As prominent Catholic leaders question the internal workings of the church, can people of faith grow and adapt to these changes, without losing allegiance to the institution? Reverends Irene Monroe and Emmett G. Price III joined Boston Public Radio Monday to tackle these questions and more.
A short (edited) excerpt of the interview is below. To hear the entire conversation, click on the audio link above.
IRENE: You know what I find very disheartening? I really felt with the sex scandal that there was this collective consensus of a church that really wanted to heal. That being such a priority, coupled with the fact that they needed to fill their pews and the money associated with that and needing to clean up its tarnished image, I really thought that there was going to be forward movement with this.
EMMETT: I think you have another binary way of looking at it; you have a church that is trying to heal, you have people who are trying to hold fast to their faith and trying to kind of stay true to what they believe, and then on the other side you have Pope Francis who is ready to rip the carpet up and say, hey, we’ve got some bugs and some insects under here, we need to clean this thing up. But when you rip up the carpet, you end up doing more harm and damage before you do the good.
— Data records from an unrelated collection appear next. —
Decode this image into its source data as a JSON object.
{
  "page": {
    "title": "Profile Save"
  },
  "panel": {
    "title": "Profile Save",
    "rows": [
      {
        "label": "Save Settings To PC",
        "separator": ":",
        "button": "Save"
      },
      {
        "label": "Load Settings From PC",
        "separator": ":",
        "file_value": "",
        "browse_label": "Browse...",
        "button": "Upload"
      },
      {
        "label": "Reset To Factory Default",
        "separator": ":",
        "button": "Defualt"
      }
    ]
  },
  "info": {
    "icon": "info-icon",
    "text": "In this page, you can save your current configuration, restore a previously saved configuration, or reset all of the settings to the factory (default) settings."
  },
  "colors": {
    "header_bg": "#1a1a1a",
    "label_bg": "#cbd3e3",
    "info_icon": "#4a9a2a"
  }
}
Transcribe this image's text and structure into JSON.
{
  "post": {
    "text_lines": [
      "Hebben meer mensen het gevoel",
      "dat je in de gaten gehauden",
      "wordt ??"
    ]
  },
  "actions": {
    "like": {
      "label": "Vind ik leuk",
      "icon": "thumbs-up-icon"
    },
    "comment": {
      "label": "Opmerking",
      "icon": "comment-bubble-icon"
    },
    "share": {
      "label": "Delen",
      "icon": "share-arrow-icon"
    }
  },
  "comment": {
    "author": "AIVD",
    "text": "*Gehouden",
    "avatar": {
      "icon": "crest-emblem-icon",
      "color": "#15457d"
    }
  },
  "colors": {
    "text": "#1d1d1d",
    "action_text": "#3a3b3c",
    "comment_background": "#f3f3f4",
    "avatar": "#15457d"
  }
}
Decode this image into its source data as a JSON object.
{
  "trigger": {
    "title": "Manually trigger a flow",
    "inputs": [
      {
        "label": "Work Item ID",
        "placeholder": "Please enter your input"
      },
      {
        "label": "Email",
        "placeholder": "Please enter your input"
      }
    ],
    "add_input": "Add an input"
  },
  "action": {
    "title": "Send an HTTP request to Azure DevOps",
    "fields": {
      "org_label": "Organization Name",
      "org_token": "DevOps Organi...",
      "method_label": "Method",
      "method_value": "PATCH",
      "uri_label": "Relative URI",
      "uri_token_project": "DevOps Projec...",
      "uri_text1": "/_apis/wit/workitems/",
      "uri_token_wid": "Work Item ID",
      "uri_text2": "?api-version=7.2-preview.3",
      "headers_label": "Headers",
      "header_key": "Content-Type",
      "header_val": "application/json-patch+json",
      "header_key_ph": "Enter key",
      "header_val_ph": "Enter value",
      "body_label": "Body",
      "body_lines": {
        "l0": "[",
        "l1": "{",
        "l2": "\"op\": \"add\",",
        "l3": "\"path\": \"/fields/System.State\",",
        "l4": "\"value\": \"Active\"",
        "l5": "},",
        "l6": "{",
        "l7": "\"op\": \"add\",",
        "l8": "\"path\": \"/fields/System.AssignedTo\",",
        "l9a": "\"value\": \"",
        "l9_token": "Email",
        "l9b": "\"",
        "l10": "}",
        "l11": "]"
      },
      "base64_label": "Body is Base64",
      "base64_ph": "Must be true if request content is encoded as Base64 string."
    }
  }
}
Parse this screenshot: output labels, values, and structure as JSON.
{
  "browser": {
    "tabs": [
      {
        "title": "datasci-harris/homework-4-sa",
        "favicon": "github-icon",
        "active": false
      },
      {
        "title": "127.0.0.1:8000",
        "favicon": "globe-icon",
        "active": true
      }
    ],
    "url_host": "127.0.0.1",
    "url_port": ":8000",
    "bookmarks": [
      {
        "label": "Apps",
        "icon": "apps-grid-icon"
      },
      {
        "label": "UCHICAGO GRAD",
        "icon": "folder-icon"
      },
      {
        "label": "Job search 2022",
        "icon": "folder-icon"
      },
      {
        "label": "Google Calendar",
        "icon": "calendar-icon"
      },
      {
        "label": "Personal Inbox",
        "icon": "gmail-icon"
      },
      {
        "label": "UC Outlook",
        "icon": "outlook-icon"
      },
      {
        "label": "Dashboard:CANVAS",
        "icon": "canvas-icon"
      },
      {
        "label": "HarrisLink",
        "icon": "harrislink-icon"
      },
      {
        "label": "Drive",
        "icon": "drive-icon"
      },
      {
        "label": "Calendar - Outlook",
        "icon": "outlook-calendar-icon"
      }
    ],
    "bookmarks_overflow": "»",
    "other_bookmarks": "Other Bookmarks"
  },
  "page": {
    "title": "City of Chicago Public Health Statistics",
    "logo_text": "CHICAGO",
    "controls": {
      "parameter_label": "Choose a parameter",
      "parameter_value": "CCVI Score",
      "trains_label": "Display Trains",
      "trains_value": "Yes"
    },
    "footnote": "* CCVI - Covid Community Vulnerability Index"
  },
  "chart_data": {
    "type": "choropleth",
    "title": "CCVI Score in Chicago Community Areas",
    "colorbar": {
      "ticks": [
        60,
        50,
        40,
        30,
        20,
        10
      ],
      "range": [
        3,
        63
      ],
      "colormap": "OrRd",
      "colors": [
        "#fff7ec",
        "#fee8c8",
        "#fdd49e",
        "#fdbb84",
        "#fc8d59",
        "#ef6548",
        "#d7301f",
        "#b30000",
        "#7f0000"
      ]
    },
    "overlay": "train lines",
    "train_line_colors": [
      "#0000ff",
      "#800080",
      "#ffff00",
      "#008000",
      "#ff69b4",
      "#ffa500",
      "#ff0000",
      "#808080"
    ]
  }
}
IRENE: I think that if you want systemic change, you have to rip the carpet. I even appreciate the church out in Scituate that much more, because I think they realize, while change will come, it’s very very slow. People’s lives are on the line, and people need to heal. In many ways, we will have what we call ‘runaway churches’; independent churches that follow a catholic liturgy and not be tied to the Vatican.
EMMETT: But you also have the change of people no longer believing. That’s what I mean that happens when you rip up the carpet, these things or people who don’t have the depth, or don’t have the full totality of the belief, when you see the illness within the church and when you see the lies and the hypocrisy, that is a quick flare for people to say, you know what, none of this is real, I don’t want any of it.
Reverend Irene Monroe is a syndicated columnist for The Huffington Post and Bay Windows, and Reverend Emmett Price is a Professor of Worship, Church & Culture and Founding Executive Director of the Institute for the Study of the Black Christian Experience at Gordon-Conwell Theological Seminary. To hear All Revved Up in its entirety, click on the audio link above.